Selling your rehabilitation is best done through deeds, not words. So demonstrate all the volunteer work you’re doing now that you’ve turned your life around. Demonstrate the educational activities you’ve undertaken recently. Demonstrate how you have stopped drinking or using drugs, and how they played a role in your earlier offence. You can explain the deeds in a cover letter, but also prove them through supporting documents written by third parties: certificates of volunteer hours, educational diplomas, medical reports, addiction program completion certificates.

5. For TRPs, you need a VERY Good Reason, and Possibly Limitations

If less than 5 years have passed since you completed your sentence, you won’t be eligible to apply for criminal rehabilitation in Canada. And even if you are eligible to apply, given how long it can take to process a rehabilitation application you might also have an urgent need to enter or remain in Canada. The Temporary Residence Permit is the potential solution to these issues.

What most don’t realize is just how difficult it can be to obtain a TRP, because you need a very, very compelling reason for Canada to let you off the hook on the no crim rehab prior to 5 years post-sentence completion rule. Generally speaking, coming to Canada on holiday because you’ve always wanted to see the Rockies sucks as a reason. Seeing your girlfriend is a terrible reason. Even seeing your long lost mother is going to fail.

To get a TRP, you usually need a reason that is strongly in Canada’s national interests, or has very compelling humanitarian and compassionate justification. And with either, there will still be lots of strings attached, so you should ask for as narrow of a visitation window, with limiting conditions, as is possible.

Professional athletes, artists, and business people are most likely to qualify on the national interest basis, but only with compelling supporting evidence and strict conditions.

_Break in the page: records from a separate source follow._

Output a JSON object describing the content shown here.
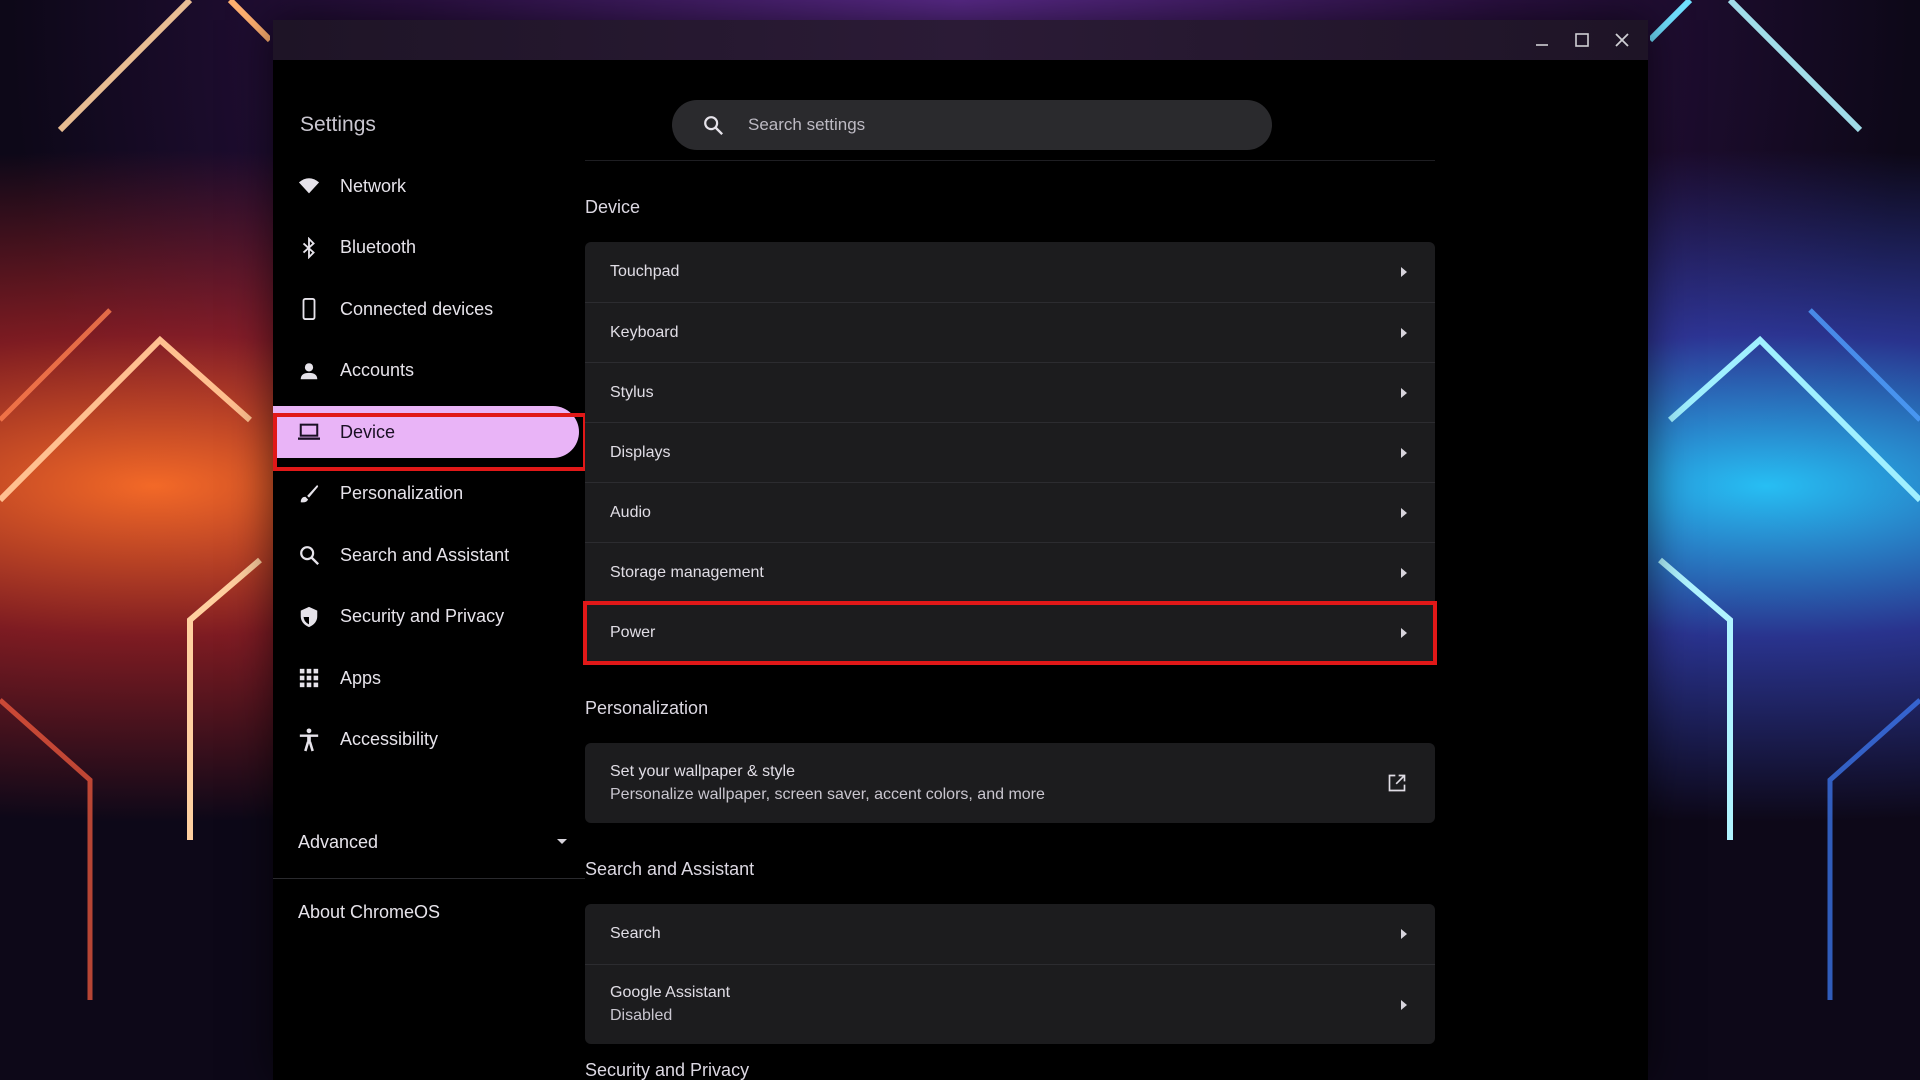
{
  "window": {
    "controls": [
      "minimize",
      "maximize",
      "close"
    ]
  },
  "sidebar": {
    "title": "Settings",
    "items": [
      {
        "label": "Network",
        "icon": "wifi-icon"
      },
      {
        "label": "Bluetooth",
        "icon": "bluetooth-icon"
      },
      {
        "label": "Connected devices",
        "icon": "phone-icon"
      },
      {
        "label": "Accounts",
        "icon": "person-icon"
      },
      {
        "label": "Device",
        "icon": "laptop-icon",
        "active": true
      },
      {
        "label": "Personalization",
        "icon": "brush-icon"
      },
      {
        "label": "Search and Assistant",
        "icon": "search-icon"
      },
      {
        "label": "Security and Privacy",
        "icon": "shield-icon"
      },
      {
        "label": "Apps",
        "icon": "apps-grid-icon"
      },
      {
        "label": "Accessibility",
        "icon": "accessibility-icon"
      }
    ],
    "advanced": "Advanced",
    "about": "About ChromeOS"
  },
  "search": {
    "placeholder": "Search settings"
  },
  "sections": {
    "device": {
      "title": "Device",
      "rows": [
        "Touchpad",
        "Keyboard",
        "Stylus",
        "Displays",
        "Audio",
        "Storage management",
        "Power"
      ]
    },
    "personalization": {
      "title": "Personalization",
      "row_title": "Set your wallpaper & style",
      "row_sub": "Personalize wallpaper, screen saver, accent colors, and more"
    },
    "search_assistant": {
      "title": "Search and Assistant",
      "search": "Search",
      "assistant": "Google Assistant",
      "assistant_status": "Disabled"
    },
    "security": {
      "title": "Security and Privacy"
    }
  },
  "colors": {
    "active_nav": "#e9b4f7",
    "highlight": "#e11818",
    "card": "#1c1c1e",
    "window_bg": "#000000"
  }
}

For example, one criminally inadmissible professional athlete reputedly gained entry with a TRP to play in a major game in Toronto - a benefit to Canada - solely on the basis of only being in Canada for 24 hours, and being guarded by private security operators the whole time - not to protect him from Canadians, but to protect Canadians from him.

A child or parent who is dying in Canada might constitute sufficient humanitarian and compassionate grounds to secure a TRP, but the proposed visit should be brief, the evidence that the applicant would leave Canada immediately after the visit must be strong, and the medical evidence demonstrating imminency of death must likewise be compelling.

Criminal inadmissibility to Canada is entirely fixable. But Canada treats a criminal past for any prospective temporary or permanent resident as a big thing. Thus big things require big responses.

Gordon S. Campbell is a Canadian immigration & citizenship lawyer who helps foreign nationals and permanent residents overcome criminal inadmissibility issues. He is the author of three criminal law books, practiced transnational criminal law with the Department of Justice Canada, and has litigated public law cases up to the level of the Supreme Court of Canada.